[[ DATA EXTRACTS, beginning ]]
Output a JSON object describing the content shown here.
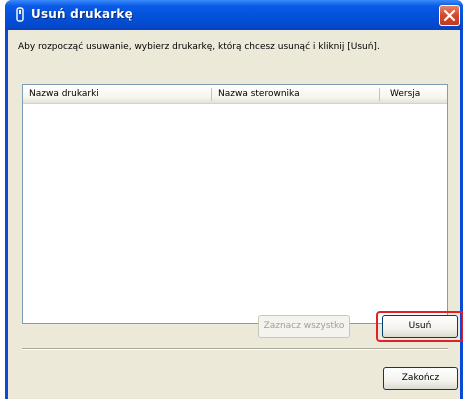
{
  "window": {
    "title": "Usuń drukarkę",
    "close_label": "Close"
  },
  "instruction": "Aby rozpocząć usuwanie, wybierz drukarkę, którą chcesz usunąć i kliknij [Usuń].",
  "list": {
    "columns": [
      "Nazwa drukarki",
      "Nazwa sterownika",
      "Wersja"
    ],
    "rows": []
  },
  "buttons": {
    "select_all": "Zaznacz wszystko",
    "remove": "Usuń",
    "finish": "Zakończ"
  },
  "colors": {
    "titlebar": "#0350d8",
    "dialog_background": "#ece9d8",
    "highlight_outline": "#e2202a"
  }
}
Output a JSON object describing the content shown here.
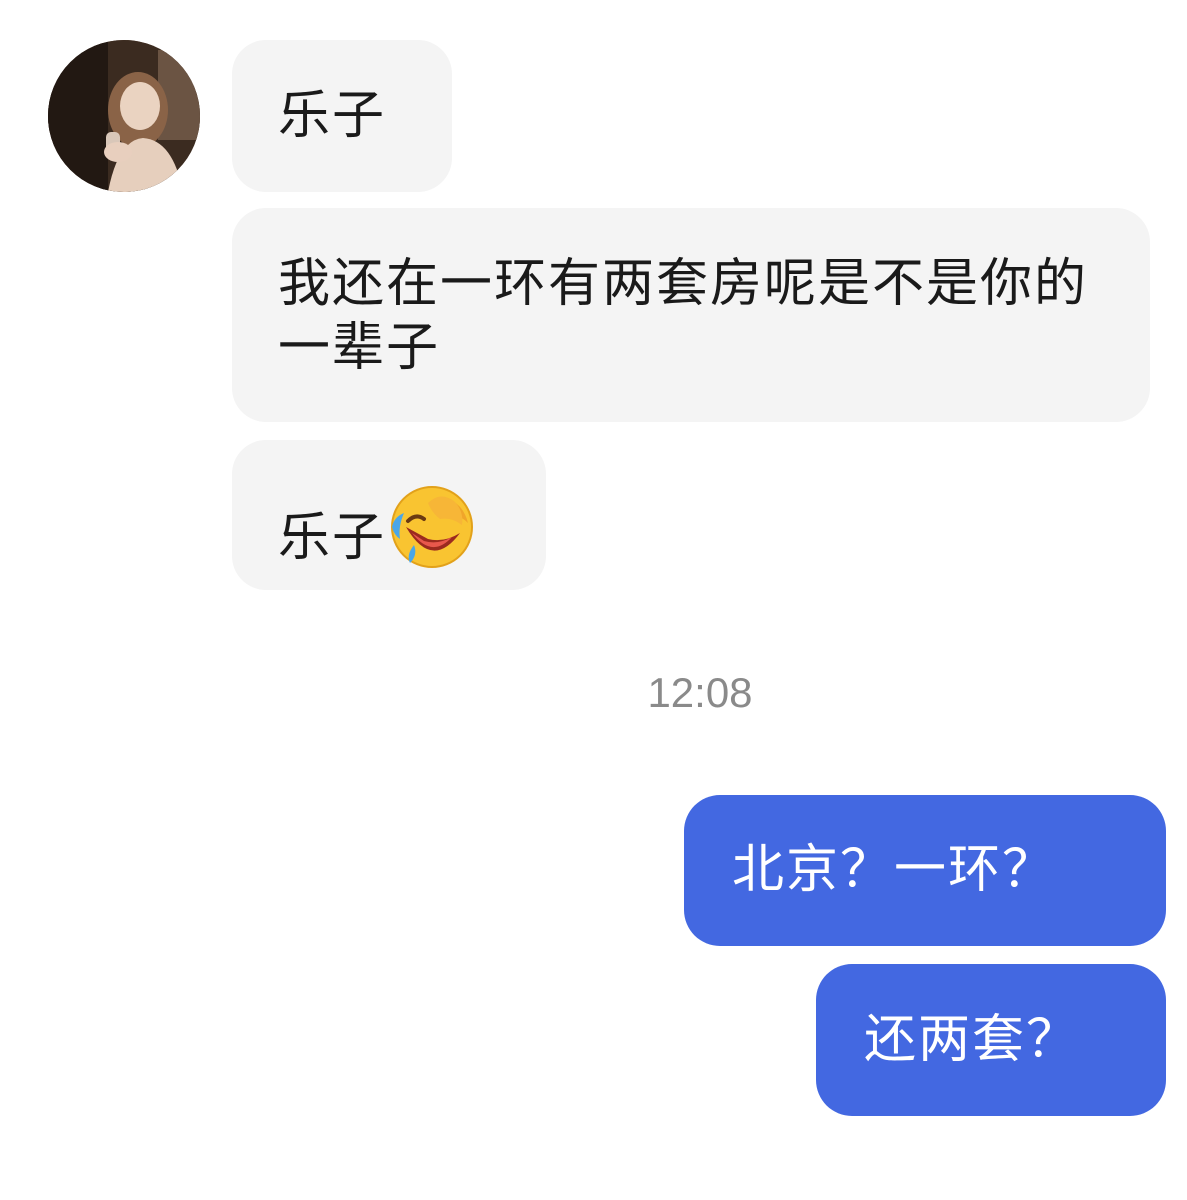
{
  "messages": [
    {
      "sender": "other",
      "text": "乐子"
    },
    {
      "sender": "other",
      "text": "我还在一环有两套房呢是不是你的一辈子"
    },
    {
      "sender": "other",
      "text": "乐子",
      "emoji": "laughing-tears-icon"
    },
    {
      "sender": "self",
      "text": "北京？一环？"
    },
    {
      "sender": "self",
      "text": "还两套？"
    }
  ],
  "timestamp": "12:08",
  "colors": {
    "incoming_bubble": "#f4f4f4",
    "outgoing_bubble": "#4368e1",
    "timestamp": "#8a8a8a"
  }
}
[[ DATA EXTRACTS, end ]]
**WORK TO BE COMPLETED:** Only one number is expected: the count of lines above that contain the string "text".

**RESULT BELOW:** 5